Not so long ago I was looking at implementing BitLocker in our organisation to replace a Symantec product that was causing us lots of issues – and simply wasn’t worth the price we were paying for it (turned out to be another acquisition by Symantec that was pretty much abandoned as soon as they bought it).
I was reading articles on what BitLocker GPO settings I could apply to our machines, however every time I looked for the settings I could not find any on our domain controllers.
I looked and looked but could not find them… maybe it was because our DC’s were corrupt in some shape or form… maybe because they were running 2008 and not R2 or above… maybe the forest/functional levels needed to be greater than 2008… these were the thoughts going through my head at the time.
I put the project on hold (a premature move in hindsight as I had just assumed it was a problem with the DCs) and brought forward the domain upgrade project.
After a successful upgrade of the domain controllers and upgrading the domain and forest functional levels, I STILL couldn’t see the damn BitLocker policies! Was I going crazy?

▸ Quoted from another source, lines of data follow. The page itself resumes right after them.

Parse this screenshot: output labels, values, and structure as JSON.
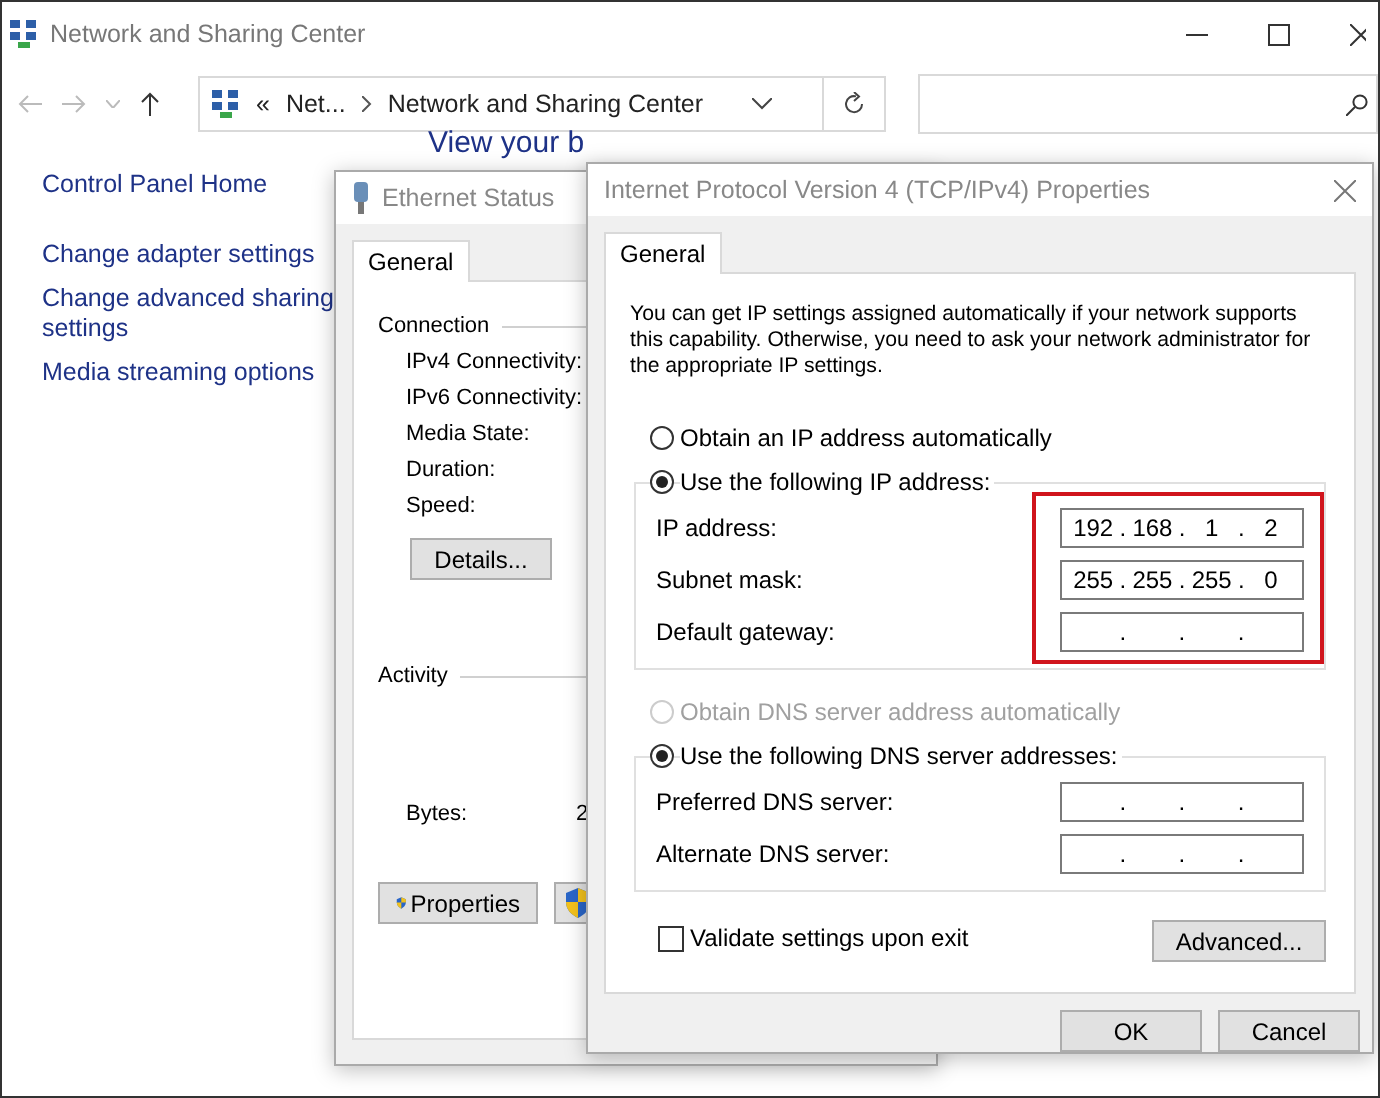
{
  "window": {
    "title": "Network and Sharing Center"
  },
  "address_bar": {
    "prefix": "«",
    "path": [
      "Net...",
      "Network and Sharing Center"
    ]
  },
  "sidebar": {
    "items": [
      "Control Panel Home",
      "Change adapter settings",
      "Change advanced sharing settings",
      "Media streaming options"
    ]
  },
  "heading": "View your b",
  "ethernet_status": {
    "title": "Ethernet Status",
    "tabs": [
      {
        "label": "General",
        "selected": true
      }
    ],
    "connection": {
      "label": "Connection",
      "fields": [
        "IPv4 Connectivity:",
        "IPv6 Connectivity:",
        "Media State:",
        "Duration:",
        "Speed:"
      ]
    },
    "details_button": "Details...",
    "activity": {
      "label": "Activity",
      "bytes_label": "Bytes:",
      "bytes_value": "2"
    },
    "properties_button": "Properties"
  },
  "ipv4_dialog": {
    "title": "Internet Protocol Version 4 (TCP/IPv4) Properties",
    "tabs": [
      {
        "label": "General",
        "selected": true
      }
    ],
    "intro": "You can get IP settings assigned automatically if your network supports this capability. Otherwise, you need to ask your network administrator for the appropriate IP settings.",
    "ip_options": [
      {
        "label": "Obtain an IP address automatically",
        "selected": false,
        "disabled": false
      },
      {
        "label": "Use the following IP address:",
        "selected": true,
        "disabled": false
      }
    ],
    "ip_fields": [
      {
        "label": "IP address:",
        "octets": [
          "192",
          "168",
          "1",
          "2"
        ]
      },
      {
        "label": "Subnet mask:",
        "octets": [
          "255",
          "255",
          "255",
          "0"
        ]
      },
      {
        "label": "Default gateway:"
      }
    ],
    "ip_fields_highlighted": true,
    "octet_separator": ".",
    "dns_options": [
      {
        "label": "Obtain DNS server address automatically",
        "selected": false,
        "disabled": true
      },
      {
        "label": "Use the following DNS server addresses:",
        "selected": true,
        "disabled": false
      }
    ],
    "dns_fields": [
      {
        "label": "Preferred DNS server:"
      },
      {
        "label": "Alternate DNS server:"
      }
    ],
    "validate": {
      "label": "Validate settings upon exit",
      "checked": false
    },
    "advanced_button": "Advanced...",
    "buttons": [
      "OK",
      "Cancel"
    ]
  }
}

No. I just didn’t understand Group Policies as well as I thought I did.
Turns out that group policies (at a high level) are just a bunch of .admx files in an XML structured format and if you don’t update them then you can’t take advantage of the latest and greatest GPO settings.
In a typical scenario the ADMX files give you the capabilities to modify policies for Windows Server and Client operating systems however there are also custom ADMX files you can obtain which allow you (the administrator) to modify policies and settings for custom applications. For example, there are Microsoft Office and Google Chrome ADMX files which allow you to push out policies specific to those applications. Take a look if you haven’t already – it’s pretty cool stuff.
You can either place these locally on the domain controller or in the central store. It is recommended and best practice to keep the ADMX files in the central store so that all domain controllers have access to the same files (otherwise you’ll get issues trying to open a custom/newer group policy on a DC that can’t see the new ADMX files) and so that an administrator can edit the same GPO settings on any domain controller… plus it just makes sense to have a central store for these files.
The location of the central store is \\FQDN\SYSVOL\FQDN\policies
You can download the latest ADMX files by searching the Microsoft download centre however there is a good resource online which helpfully groups the downloads together.
Simply download the latest ADMX files for Windows 8.1, Server 2012 R2 and any other applications you wish (like Microsoft Office), take a backup of the existing ADMX files in the central store and overwrite the existing ADMX files with the new ones you downloaded.
That’s it! You’ll now get to
play with deploy the latest group policy settings in your organisation!
I hope this was helpful – leave your comments below if I got anything wrong or if you want me to discuss anything in particular.